Throughout the Cold War, satellite and spy-plane imagery of military sites was the sort of information that could start or stop a war or...
NORFOLK, Va. — Throughout the Cold War, satellite and spy-plane imagery of military sites was the sort of information that could start or stop a war or spawn a weapons race. Only people with the highest security clearances got to see those photos.
Today, much of that same information is just a computer keystroke away.
Global-information companies such as Google and Microsoft provide millions of regular folks a bird’s-eye view of everything from U.S. military installations to their own backyards.
The widespread availability of overhead imagery has raised serious questions about the security of military personnel, installations and hardware.
- Seattle company copes with backlash on $70,000 minimum wage
- Man shot dead in South Seattle while on phone with mom
- Seahawks sign four-year extension with linebacker Bobby Wagner worth a reported $43 million
- Impressions from Day 2 of Seahawks' training camp
- Higher wages a surprising success for Seattle restaurant Ivar's
Most Read Stories
This month, a photograph appeared on the Internet of the propeller on an Ohio-class ballistic missile submarine at Trident Submarine Base in Bangor. A key to the submarine’s ability to deploy and remain undetected, propeller designs have been kept under wraps for years, literally. When out of the water, the propellers typically are draped with tarps.
The propeller image appeared on Microsoft’s mapping tool, Virtual Earth. It was discovered accidentally by Dan Twohig, a deck officer with the Washington state ferry service who was using the program to examine real estate on the west side of Puget Sound.

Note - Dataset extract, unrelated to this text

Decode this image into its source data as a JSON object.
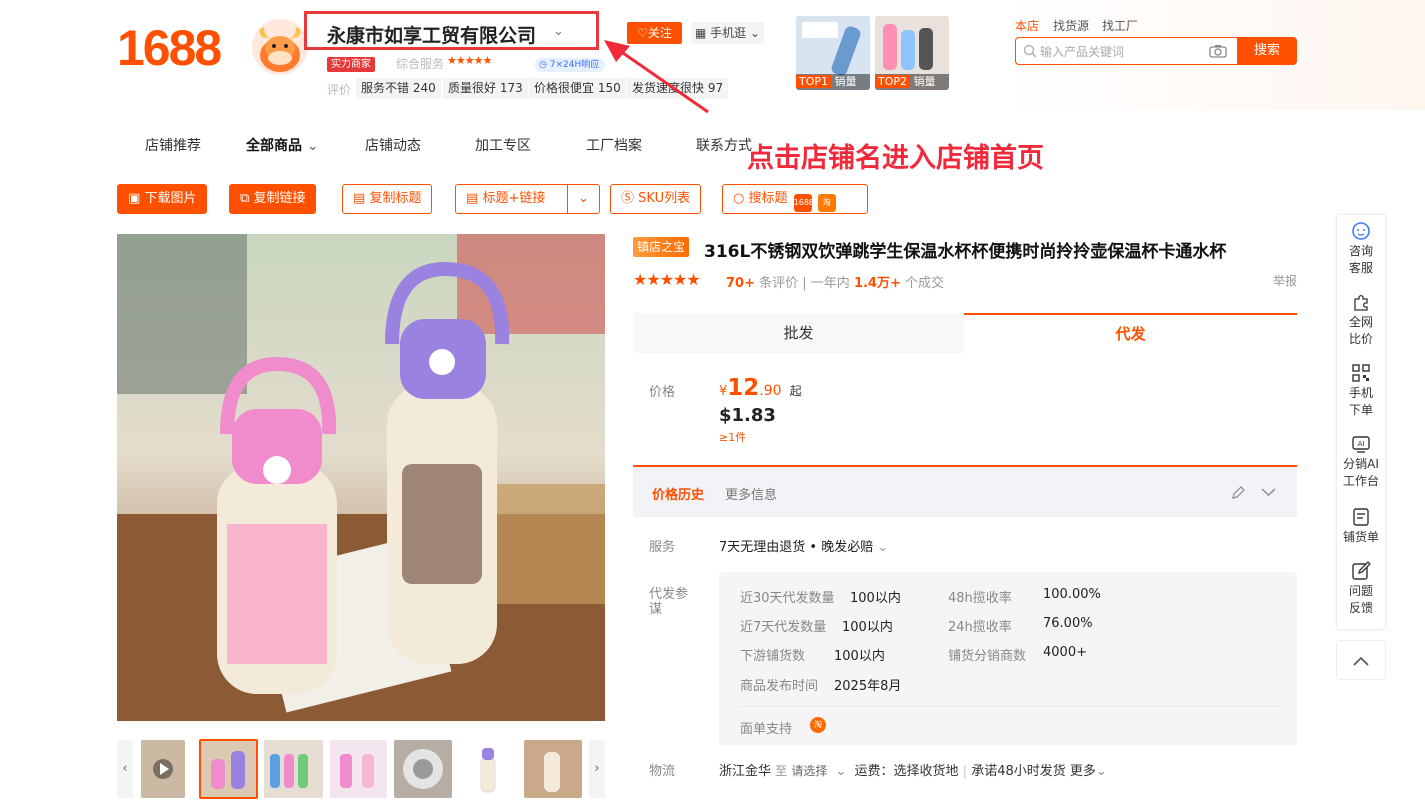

Twohig, who runs a Web site for mariners, posted a link to the Microsoft images. “My intention of bringing the prop photos to the attention of my readers was in no way malicious,” he said. “I did want to point out the apparent lack of accountability for this type of information being out there for the average Joe to find.”
Such accessibility and dissemination heated up the debate about what’s secret and what’s not in today’s hyper-reactive digital age.
Several Navy watchers said the now-widespread propeller photo marks a first. “It’s the first time I’ve seen that in open source,” said one naval source who asked not to be named. He said that while knowledge of the propeller has been widespread, its appearance and design have not.
The Navy says it was not aware the photos were being taken.
Air Force Maj. Patrick Ryder, a public-affairs officer at the Pentagon, said the Defense Department has never asked that such imagery be obscured or removed. Microsoft executives said the company is willing to blur such imagery if asked.
Google spokeswoman Megan Quinn said satellite and aerial imagery is available from several sources and Google is conscientious about what it releases.
Even if the U.S. government has not protested the new image proliferation, other nations have, said Pam Dixon, executive director of the World Privacy Forum. For example, in April, India protested Google Earth’s display of its government infrastructure, including “military bases, offices of the prime minister and the president, as well as nuclear facilities,” according to a BBC report.